Always read the Corrections box in the New York Times–you never know what you might find. From today's edition:
Because of an editing error, a picture caption on September 9 with an article about a request by Secretary of State John Kerry that the European Union suspend its planned restrictions on financial assistance to Israeli institutions to show the Israeli public the benefit of pursuing a peace agreement with the Palestinians misidentified the setting of the photograph. It is the Palestinian village of Beit Jala in the West Bank–not Gilo, a nearby Israeli development in Jerusalem.
The print edition of the paper had a caption that called Gilo "an Israeli development."
This is inadequate. Gilo is an unlawful Israeli settlement–or colony, if you prefer–on the occupied West Bank. Gilo is the subject of intense controversy–see the 2009 Times headline, "Plan to Expand Jerusalem Settlement Angers U.S.," over a story that called Gilo
an area in southern Jerusalem considered by Israel to be a neighborhood of the city and by the Palestinians and much of the world to be a settlement that violates international law.
As Phillip Weiss of Mondoweiss noted (10/29/10), Gilo
is on a hill a few miles south of Jerusalem and it is now gobbling up the lands of Walaje, a Palestinian village. There are demonstrations against this further illegal expansion all the time. Palestinian houses are being demolished, lands seized, farmers dispossessed. The unending narrative of 43 years of military-religious occupation.

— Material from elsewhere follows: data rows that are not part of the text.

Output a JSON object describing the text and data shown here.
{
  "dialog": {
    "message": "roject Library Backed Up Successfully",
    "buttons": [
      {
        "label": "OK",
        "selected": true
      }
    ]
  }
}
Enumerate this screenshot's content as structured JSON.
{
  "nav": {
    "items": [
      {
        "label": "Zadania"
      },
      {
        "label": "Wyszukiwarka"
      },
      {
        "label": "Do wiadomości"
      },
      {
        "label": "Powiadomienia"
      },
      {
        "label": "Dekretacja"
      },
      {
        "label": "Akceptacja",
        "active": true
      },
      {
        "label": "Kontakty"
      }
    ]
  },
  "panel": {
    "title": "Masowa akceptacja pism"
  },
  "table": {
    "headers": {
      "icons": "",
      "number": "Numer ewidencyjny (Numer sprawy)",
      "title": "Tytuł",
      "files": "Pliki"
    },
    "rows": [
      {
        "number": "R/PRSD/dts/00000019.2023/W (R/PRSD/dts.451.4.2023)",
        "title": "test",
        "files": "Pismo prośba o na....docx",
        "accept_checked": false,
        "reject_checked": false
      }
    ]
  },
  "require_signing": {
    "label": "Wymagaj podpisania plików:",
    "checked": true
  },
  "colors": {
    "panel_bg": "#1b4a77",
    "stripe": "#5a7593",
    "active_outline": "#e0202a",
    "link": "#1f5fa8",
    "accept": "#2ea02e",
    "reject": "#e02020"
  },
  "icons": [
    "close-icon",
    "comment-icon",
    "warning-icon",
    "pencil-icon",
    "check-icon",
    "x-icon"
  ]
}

So when the Times decides to call Gilo an "Israeli development in Jerusalem," they're essentially taking a side: For the Israeli view and against international law.